In July 2020, I started the UX/UI Bootcamp at Ironhack Amsterdam, a 9 weeks program to learn about Design Thinking Methodologies, Agile & Lean frameworks. The Bootcamp had us work on projects from UX research, business analysis to final UI design and the creation of design systems following the industry’s best practices.
As a final project, we had 2 weeks to work on a project of our choice. I decided to take this opportunity to learn about a community I didn’t know well and try to do my best to design for people whose needs were different from mine.
It was a great experience because all I could do was listen and put myself aside, I couldn’t assume anything about what was best for people who were living something I could never imagine going through.
While browsing the web and lurking on different communities, I found that people were talking about their journeys and experiences with gender transitioning even if it meant receiving hate.
I wondered is there a better solution? One that allows one to track and post about gender transitioning on a platform where it will be received positively?
So, the goal, at first, was to create a platform to track one's gender transition by creating a personal Timeline. This personal Timeline is shareable and is found in the form of daily logs, divided in three categories: Face, Body and Voice.
However, throughout my research I realized there was another need from the Transgender & Non-binary community and it was informative and educative content.
Lotus is the app that helps keep track of one's gender transition and understand the legal, medical and lifestyle steps that one may want to take.
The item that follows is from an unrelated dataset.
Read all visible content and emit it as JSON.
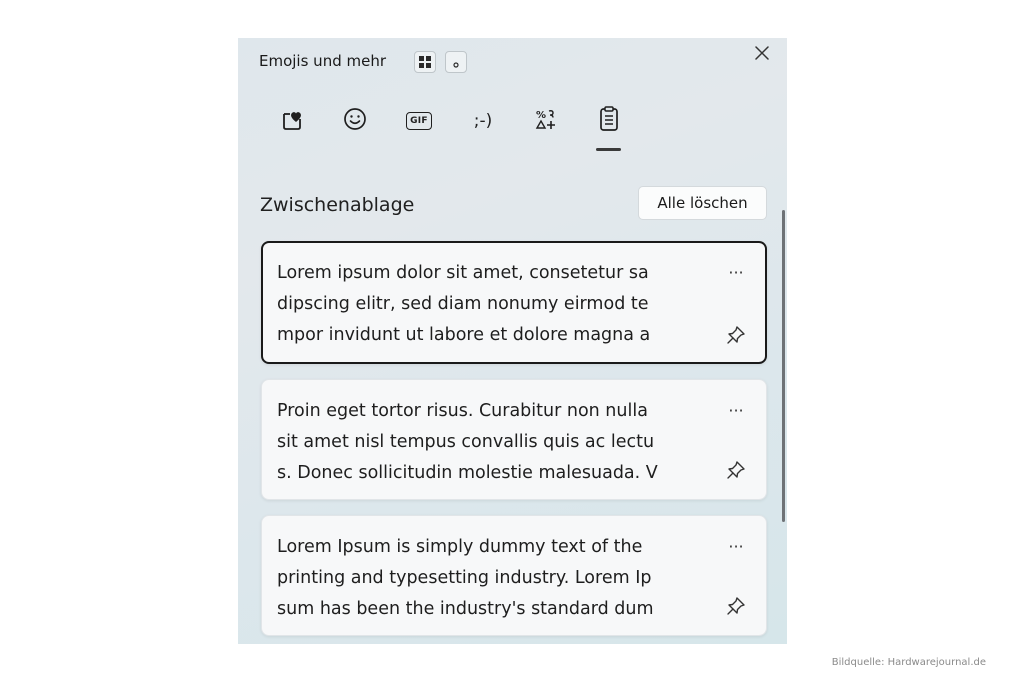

The goal is to cater all useful informations on the platform so that each individual can make informed decisions for themselves as not all people who are transgender want to transition, and those who do won't necessarily transition in the same way: it's a personal journey.
Based on my research on gender transition and the feedback from survey and interview participants, I crafted the persona of Kiera: an American, transgender, and non-binary Young-Adult Fiction Author. They like to be up to date with Trans Rights and news related to the community, feeling empowered is important to them and they wish to empower younger generations as well.
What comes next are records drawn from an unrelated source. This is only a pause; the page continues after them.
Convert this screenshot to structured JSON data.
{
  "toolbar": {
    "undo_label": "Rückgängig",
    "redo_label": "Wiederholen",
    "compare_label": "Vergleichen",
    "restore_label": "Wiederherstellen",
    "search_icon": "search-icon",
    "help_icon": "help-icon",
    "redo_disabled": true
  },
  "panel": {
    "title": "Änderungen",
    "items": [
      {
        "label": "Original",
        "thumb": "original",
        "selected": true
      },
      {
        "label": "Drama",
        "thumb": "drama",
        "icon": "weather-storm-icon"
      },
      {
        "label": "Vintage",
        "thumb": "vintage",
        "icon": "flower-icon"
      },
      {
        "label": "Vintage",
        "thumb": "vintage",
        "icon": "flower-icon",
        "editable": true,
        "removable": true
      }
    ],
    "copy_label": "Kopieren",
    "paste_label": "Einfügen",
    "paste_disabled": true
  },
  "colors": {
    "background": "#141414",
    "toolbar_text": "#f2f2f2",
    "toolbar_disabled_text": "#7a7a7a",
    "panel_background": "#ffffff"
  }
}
From the persona of Kiera I was able to pinpoint the main pain points on her journey when sharing gender transitioning content online.
The process goes through many steps as Kiera needs to take the picture, get an app to edit two pictures side-by-side, select an older picture, and post it on social media. The design opportunities come up when they get nasty comments that make them feel bad about their body. But it feels like it’s all worth the hassle when they get occasional thankful DMs from people questioning their gender identity or starting their own transition.
From this point on, I wrote my Problem statement:
After tidying my thoughts up with a help of a Mindmap and MoSCoW chart, I was able to build a Sitemap and User flow chart that would help me step into the prototyping phase with a clearer head.
My User flow determines the path to open the app whether you are registered or not and what information is needed to register. Then, based on the User Journey that depicted a non-ideal flow, I chose to draw the ideal flow for the user who wants to register a daily log, share it to the community and read or reply to comments.
As I have been told during my research that the app being password-protected was of the utmost importance, I integrated a log-in screen at the start of every session.
All the previous research came to the culmination point of building a mid-fi prototype. Before starting to build the screens, I did a few rapid sketches on paper to get a rough structure.
In my survey, more than 66,7% participants were Android users and because I had never designed for Android, I thought that was another challenge I could try to tackle. So I decided to design on Android 10, integrating some Material Design elements and working directly on a Dark Mode.
So, the flow was composed of a Dashboard (or Homescreen), an overview of the Timeline, a sharing screen, the Community homescreen and an article.
The rich text element allows you to create and format headings, paragraphs, blockquotes, images, and video all in one place instead of having to add and format them individually. Just double-click and easily create content.
A rich text element can be used with static or dynamic content. For static content, just drop it into any page and begin editing. For dynamic content, add a rich text field to any collection and then connect a rich text element to that field in the settings panel. Voila!
Headings, paragraphs, blockquotes, figures, images, and figure captions can all be styled after a class is added to the rich text element using the "When inside of" nested selector system.
For the look and feel, I wanted the colors for the app to be inspired by the Transgender, Non-binary and Intersex flags.
That meant there would be blue, pink, yellow, and purple. A color to lift everything up could be a dash of green.
I chose the Leaf and Coal as primary colors. In Dark Mode, the background would be somber and the bright green contrasts well with it.
The four secondary colors are based on the colors of flags as mentioned before.
Working with the Dark Mode made it difficult to give the look & feel I initially put together in the Moodboard. It also forced me to think harder about my use of color, using my secondaries more as accents in the design.
I really loved every step of it, I think as a UX Designer it was very important to put myself in a situation where I couldn’t assume anything about the needs of the people I designed for. It was a great learning experience as a designer and as a human, I was really glad to be able to align these two aspects in this project.
Overall I’m really proud to have been able to design this project in such a short amount of time.
I’m aware it is far from perfect, I would love to have had the time to run some tests so I could have feedback on it.
It would have been very insightful to talk to transgender, non-binary and intersex people who would be interested in building such a platform; medical experts; legal experts on Trans and Intersex equality rights... and more.